Of course, that doesn’t mean these transactions are completely devoid of risk. Like any internet-mediated transaction, hacking and fraud are legitimate concerns when it comes to your mobile pay security.

The good news is that, armed with the right knowledge, you can take action to secure your financial data. Read on for insights regarding how to protect against fraud with mobile banking.

Keep your friends close, keep your smartphone closer.

It’s no exaggeration to say that losing your phone is akin to losing your wallet. In fact, it’s worse. We store an immense amount of personal information on our smartphones—information that goes far beyond bank account numbers and our home address. And while there are plenty of good-natured folks who would do the right thing should they come across a lost phone, the sad reality is that there’s always a chance your missing phone could fall into the wrong hands.

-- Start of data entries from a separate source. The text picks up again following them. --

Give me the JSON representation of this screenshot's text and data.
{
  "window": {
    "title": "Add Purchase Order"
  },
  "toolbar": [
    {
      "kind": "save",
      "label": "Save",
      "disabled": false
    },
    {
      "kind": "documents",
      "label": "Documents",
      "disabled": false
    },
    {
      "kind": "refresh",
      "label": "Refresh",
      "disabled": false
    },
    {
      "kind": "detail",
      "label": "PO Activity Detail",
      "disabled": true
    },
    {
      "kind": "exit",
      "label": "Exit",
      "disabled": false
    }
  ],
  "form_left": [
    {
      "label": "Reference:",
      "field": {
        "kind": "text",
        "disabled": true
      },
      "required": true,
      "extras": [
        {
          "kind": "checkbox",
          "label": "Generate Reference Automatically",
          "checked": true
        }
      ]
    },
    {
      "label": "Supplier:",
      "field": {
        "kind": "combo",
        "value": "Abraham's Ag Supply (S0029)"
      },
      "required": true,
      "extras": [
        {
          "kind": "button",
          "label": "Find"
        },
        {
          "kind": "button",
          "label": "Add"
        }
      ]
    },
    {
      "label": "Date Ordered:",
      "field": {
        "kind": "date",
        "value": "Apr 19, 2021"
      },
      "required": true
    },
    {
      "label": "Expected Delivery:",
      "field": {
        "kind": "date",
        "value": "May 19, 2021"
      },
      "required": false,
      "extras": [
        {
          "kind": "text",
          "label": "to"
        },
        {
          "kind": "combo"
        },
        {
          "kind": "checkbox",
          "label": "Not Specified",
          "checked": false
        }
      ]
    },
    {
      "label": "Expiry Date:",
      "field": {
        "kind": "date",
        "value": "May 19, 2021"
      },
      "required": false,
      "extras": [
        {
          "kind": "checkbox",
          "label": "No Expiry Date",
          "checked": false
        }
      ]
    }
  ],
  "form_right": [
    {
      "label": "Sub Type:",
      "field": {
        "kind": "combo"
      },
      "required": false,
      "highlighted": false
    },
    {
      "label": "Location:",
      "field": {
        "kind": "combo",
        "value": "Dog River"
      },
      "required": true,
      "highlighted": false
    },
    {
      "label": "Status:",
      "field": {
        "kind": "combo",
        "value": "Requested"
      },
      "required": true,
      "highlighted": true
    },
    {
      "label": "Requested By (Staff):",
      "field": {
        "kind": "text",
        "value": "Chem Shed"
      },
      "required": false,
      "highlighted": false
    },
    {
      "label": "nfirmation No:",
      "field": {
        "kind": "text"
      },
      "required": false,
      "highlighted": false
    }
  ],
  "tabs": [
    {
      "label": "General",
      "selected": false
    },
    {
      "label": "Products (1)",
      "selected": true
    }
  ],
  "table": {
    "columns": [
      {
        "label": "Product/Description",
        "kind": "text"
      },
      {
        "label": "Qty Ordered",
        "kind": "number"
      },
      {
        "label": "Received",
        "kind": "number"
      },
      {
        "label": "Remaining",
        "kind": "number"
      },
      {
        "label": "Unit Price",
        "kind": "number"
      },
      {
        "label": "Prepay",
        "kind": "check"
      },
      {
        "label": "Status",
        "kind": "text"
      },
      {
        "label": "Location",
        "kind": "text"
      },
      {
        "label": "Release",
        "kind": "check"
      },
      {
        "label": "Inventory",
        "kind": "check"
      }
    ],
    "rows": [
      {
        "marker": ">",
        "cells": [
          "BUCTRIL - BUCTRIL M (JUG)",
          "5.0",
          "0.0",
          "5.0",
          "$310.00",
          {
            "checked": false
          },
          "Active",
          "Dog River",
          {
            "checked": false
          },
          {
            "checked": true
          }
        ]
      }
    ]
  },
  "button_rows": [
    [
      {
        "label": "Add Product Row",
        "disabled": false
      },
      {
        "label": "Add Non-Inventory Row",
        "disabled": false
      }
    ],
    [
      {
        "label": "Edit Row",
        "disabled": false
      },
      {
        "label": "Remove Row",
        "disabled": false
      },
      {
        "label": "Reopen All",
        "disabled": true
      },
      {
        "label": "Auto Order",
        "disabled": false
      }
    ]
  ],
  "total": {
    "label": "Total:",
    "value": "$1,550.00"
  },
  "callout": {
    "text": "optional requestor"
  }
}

All that said, life happens. Even the most careful individuals slip up from time to time. That’s why, no matter how good you may be about keeping track of your belongings, it’s recommended you leverage your smartphone’s built-in security protections to their full extent. Using a passcode and a biometric method such as a fingerprint or facial recognition may seem like an inconvenience in your day-to-day life, but two-factor authentication will go a long way toward keeping thieves out should the unthinkable come to pass.

Know thy mobile pay apps.

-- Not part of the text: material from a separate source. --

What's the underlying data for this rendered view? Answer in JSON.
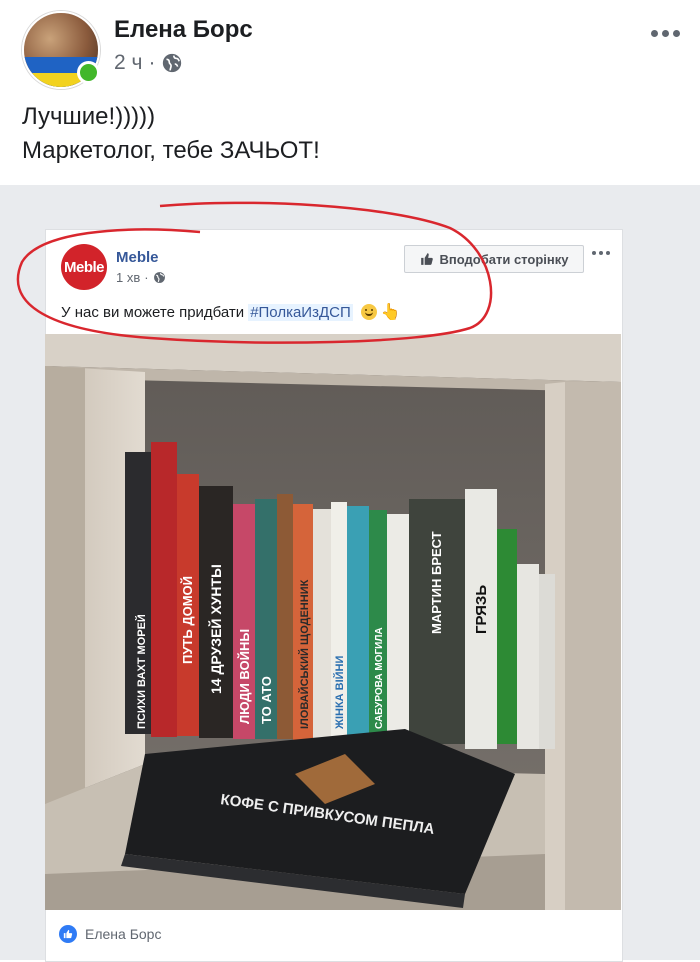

PayPal, Venmo, and Zelle are practically household names, each having cultivated a trusted reputation as reliable mobile banking apps over the course of many years. Sure, they’re not the only trusted names in the business. But when it comes to something as sensitive as your financial data, it’s best to opt for services with clout.

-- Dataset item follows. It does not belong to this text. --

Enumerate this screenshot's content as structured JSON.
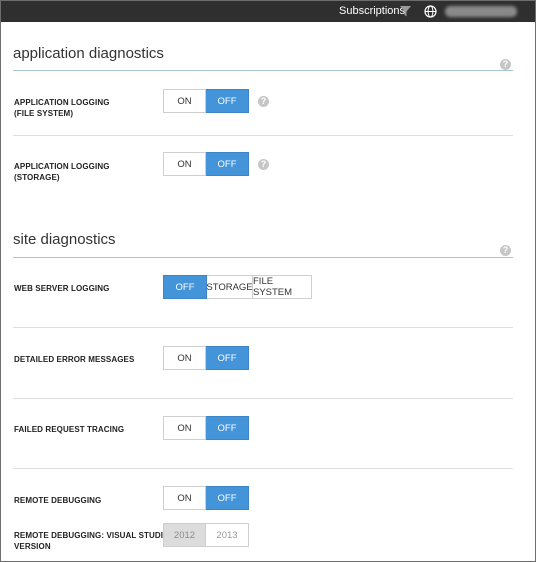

Before you download a mobile pay app, always do your homework. Check in with friends and family about what apps they’re using and the experiences they’ve had thus far. Set aside time to read online reviews. You might even try searching the internet for the mobile pay app in question along with other keywords like “fraud,” “data breach,” and “reliability.”

No app will have an entirely spotless record—human error is a factor, after all. But it’s generally a good idea to pass on a mobile banking app if you’ve never heard of it before.

There’s no Wi-Fi like home Wi-Fi.

When you add credit card information to your mobile wallet, encryption methods ensure those numbers are securely stored. But things get a little murky when you do so while using an unsecured public Wi-Fi network. That’s because some hackers will lurk on those networks and launch spoofing attacks on unsuspecting users.

Spoofing is the act of setting up a fake registration system that looks just like the mobile apps you know and trust. If you enter financial information into your phone while using public Wi-Fi, there’s a chance you could be handing your account numbers directly to a cybercriminal. As such, it’s recommended you postpone making any updates to your mobile wallet until you’re in the comfort of your own secure Wi-Fi connection.

If there’s absolutely no way around it and you have to make that update from wherever you are, use a personal virtual private network (VPN) to get it done. Sounds complicated, but setting up a VPN is simple—and definitely worth the peace of mind.

Pay attention to the score—your credit score.

When it comes to how to improve security on mobile pay, you can do everything right and still fall victim to cyberthieves. That’s why it’s so important to understand and monitor your credit reports. The sooner you detect and report fraudulent activity, the faster you can intervene to protect your credit health. And while most financial services offer built-in detections that alert you to suspicious activity on your account, it’s better to work in tandem with those features in case something falls through the cracks.

Check in with your bank and credit card companies to see what they offer in terms of credit monitoring. Many provide access to your credit score whenever you want. But if not, there are plenty of apps that allow you to maintain visibility into your overall financial wellness.

The Keesler Federal Everywhere experience includes a number of features—including credit monitoring—to keep your financial information secure. Learn more about our mobile banking app and how it can help you simplify the process of managing your finances.